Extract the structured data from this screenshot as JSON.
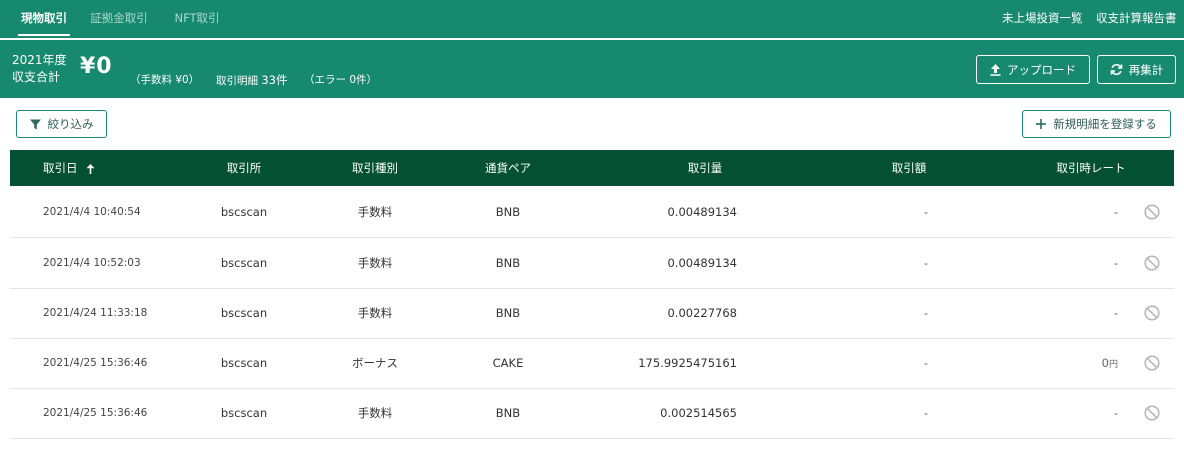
{
  "tabs": [
    {
      "label": "現物取引",
      "active": true
    },
    {
      "label": "証拠金取引",
      "active": false
    },
    {
      "label": "NFT取引",
      "active": false
    }
  ],
  "top_links": {
    "unlisted": "未上場投資一覧",
    "report": "収支計算報告書"
  },
  "summary": {
    "year_line1": "2021年度",
    "year_line2": "収支合計",
    "total": "¥0",
    "fee": "（手数料 ¥0）",
    "count_label": "取引明細",
    "count_value": "33件",
    "errors": "（エラー 0件）"
  },
  "buttons": {
    "upload": "アップロード",
    "recalc": "再集計",
    "filter": "絞り込み",
    "add": "新規明細を登録する"
  },
  "table": {
    "headers": {
      "date": "取引日",
      "exchange": "取引所",
      "type": "取引種別",
      "pair": "通貨ペア",
      "qty": "取引量",
      "amount": "取引額",
      "rate": "取引時レート"
    },
    "rows": [
      {
        "date": "2021/4/4 10:40:54",
        "exchange": "bscscan",
        "type": "手数料",
        "pair": "BNB",
        "qty": "0.00489134",
        "amount": "-",
        "rate": "-",
        "rate_unit": ""
      },
      {
        "date": "2021/4/4 10:52:03",
        "exchange": "bscscan",
        "type": "手数料",
        "pair": "BNB",
        "qty": "0.00489134",
        "amount": "-",
        "rate": "-",
        "rate_unit": ""
      },
      {
        "date": "2021/4/24 11:33:18",
        "exchange": "bscscan",
        "type": "手数料",
        "pair": "BNB",
        "qty": "0.00227768",
        "amount": "-",
        "rate": "-",
        "rate_unit": ""
      },
      {
        "date": "2021/4/25 15:36:46",
        "exchange": "bscscan",
        "type": "ボーナス",
        "pair": "CAKE",
        "qty": "175.9925475161",
        "amount": "-",
        "rate": "0",
        "rate_unit": "円"
      },
      {
        "date": "2021/4/25 15:36:46",
        "exchange": "bscscan",
        "type": "手数料",
        "pair": "BNB",
        "qty": "0.002514565",
        "amount": "-",
        "rate": "-",
        "rate_unit": ""
      }
    ]
  },
  "colors": {
    "primary": "#17896f",
    "header_dark": "#035034"
  },
  "icons": {
    "sort": "arrow-up-icon",
    "upload": "upload-icon",
    "recalc": "refresh-icon",
    "filter": "filter-icon",
    "add": "plus-icon",
    "row_action": "ban-icon"
  }
}
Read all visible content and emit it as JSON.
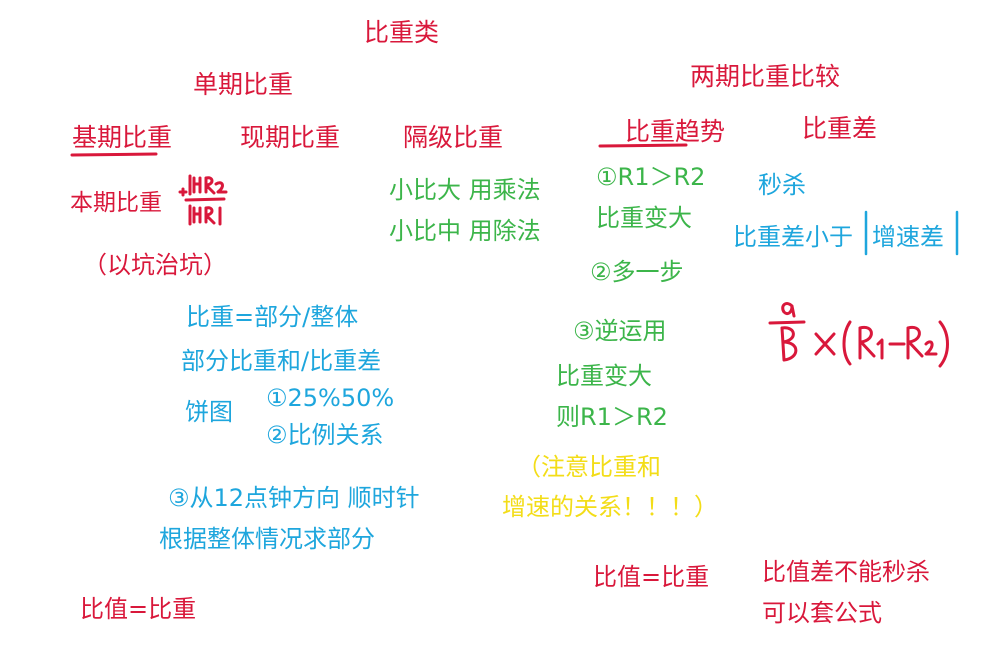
{
  "colors": {
    "red": "#d9183b",
    "blue": "#1ea6dd",
    "green": "#3cb54a",
    "yellow": "#f3dd18"
  },
  "title": "比重类",
  "single": {
    "heading": "单期比重",
    "base": "基期比重",
    "current": "现期比重",
    "interval": "隔级比重",
    "base_formula": "本期比重",
    "note": "（以坑治坑）"
  },
  "green_left": {
    "line1": "小比大 用乘法",
    "line2": "小比中 用除法"
  },
  "blue_left": {
    "def": "比重=部分/整体",
    "sum": "部分比重和/比重差",
    "pie": "饼图",
    "pie1": "①25%50%",
    "pie2": "②比例关系",
    "pie3": "③从12点钟方向 顺时针",
    "pie4": "根据整体情况求部分"
  },
  "ratio_left": "比值=比重",
  "two_period": {
    "heading": "两期比重比较",
    "trend": "比重趋势",
    "diff": "比重差",
    "t1": "①R1＞R2",
    "t2": "比重变大",
    "t3": "②多一步",
    "t4": "③逆运用",
    "t5": "比重变大",
    "t6": "则R1＞R2"
  },
  "yellow_note": {
    "line1": "（注意比重和",
    "line2": "增速的关系！！！）"
  },
  "diff_blue": {
    "line1": "秒杀",
    "line2": "比重差小于",
    "line3": "增速差"
  },
  "ratio_right": "比值=比重",
  "ratio_diff": {
    "line1": "比值差不能秒杀",
    "line2": "可以套公式"
  }
}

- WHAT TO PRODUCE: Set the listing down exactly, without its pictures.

- RESPONSE AREA:
Extract the structured data from this screenshot as JSON.
{
  "tabs": [
    {
      "label": "現物取引",
      "active": true
    },
    {
      "label": "証拠金取引",
      "active": false
    },
    {
      "label": "NFT取引",
      "active": false
    }
  ],
  "top_links": {
    "unlisted": "未上場投資一覧",
    "report": "収支計算報告書"
  },
  "summary": {
    "year_line1": "2021年度",
    "year_line2": "収支合計",
    "total": "¥0",
    "fee": "（手数料 ¥0）",
    "count_label": "取引明細",
    "count_value": "33件",
    "errors": "（エラー 0件）"
  },
  "buttons": {
    "upload": "アップロード",
    "recalc": "再集計",
    "filter": "絞り込み",
    "add": "新規明細を登録する"
  },
  "table": {
    "headers": {
      "date": "取引日",
      "exchange": "取引所",
      "type": "取引種別",
      "pair": "通貨ペア",
      "qty": "取引量",
      "amount": "取引額",
      "rate": "取引時レート"
    },
    "rows": [
      {
        "date": "2021/4/4 10:40:54",
        "exchange": "bscscan",
        "type": "手数料",
        "pair": "BNB",
        "qty": "0.00489134",
        "amount": "-",
        "rate": "-",
        "rate_unit": ""
      },
      {
        "date": "2021/4/4 10:52:03",
        "exchange": "bscscan",
        "type": "手数料",
        "pair": "BNB",
        "qty": "0.00489134",
        "amount": "-",
        "rate": "-",
        "rate_unit": ""
      },
      {
        "date": "2021/4/24 11:33:18",
        "exchange": "bscscan",
        "type": "手数料",
        "pair": "BNB",
        "qty": "0.00227768",
        "amount": "-",
        "rate": "-",
        "rate_unit": ""
      },
      {
        "date": "2021/4/25 15:36:46",
        "exchange": "bscscan",
        "type": "ボーナス",
        "pair": "CAKE",
        "qty": "175.9925475161",
        "amount": "-",
        "rate": "0",
        "rate_unit": "円"
      },
      {
        "date": "2021/4/25 15:36:46",
        "exchange": "bscscan",
        "type": "手数料",
        "pair": "BNB",
        "qty": "0.002514565",
        "amount": "-",
        "rate": "-",
        "rate_unit": ""
      }
    ]
  },
  "colors": {
    "primary": "#17896f",
    "header_dark": "#035034"
  },
  "icons": {
    "sort": "arrow-up-icon",
    "upload": "upload-icon",
    "recalc": "refresh-icon",
    "filter": "filter-icon",
    "add": "plus-icon",
    "row_action": "ban-icon"
  }
}
Read all visible content and emit it as JSON.
{
  "colors": {
    "red": "#d9183b",
    "blue": "#1ea6dd",
    "green": "#3cb54a",
    "yellow": "#f3dd18"
  },
  "title": "比重类",
  "single": {
    "heading": "单期比重",
    "base": "基期比重",
    "current": "现期比重",
    "interval": "隔级比重",
    "base_formula": "本期比重",
    "note": "（以坑治坑）"
  },
  "green_left": {
    "line1": "小比大 用乘法",
    "line2": "小比中 用除法"
  },
  "blue_left": {
    "def": "比重=部分/整体",
    "sum": "部分比重和/比重差",
    "pie": "饼图",
    "pie1": "①25%50%",
    "pie2": "②比例关系",
    "pie3": "③从12点钟方向 顺时针",
    "pie4": "根据整体情况求部分"
  },
  "ratio_left": "比值=比重",
  "two_period": {
    "heading": "两期比重比较",
    "trend": "比重趋势",
    "diff": "比重差",
    "t1": "①R1＞R2",
    "t2": "比重变大",
    "t3": "②多一步",
    "t4": "③逆运用",
    "t5": "比重变大",
    "t6": "则R1＞R2"
  },
  "yellow_note": {
    "line1": "（注意比重和",
    "line2": "增速的关系！！！）"
  },
  "diff_blue": {
    "line1": "秒杀",
    "line2": "比重差小于",
    "line3": "增速差"
  },
  "ratio_right": "比值=比重",
  "ratio_diff": {
    "line1": "比值差不能秒杀",
    "line2": "可以套公式"
  }
}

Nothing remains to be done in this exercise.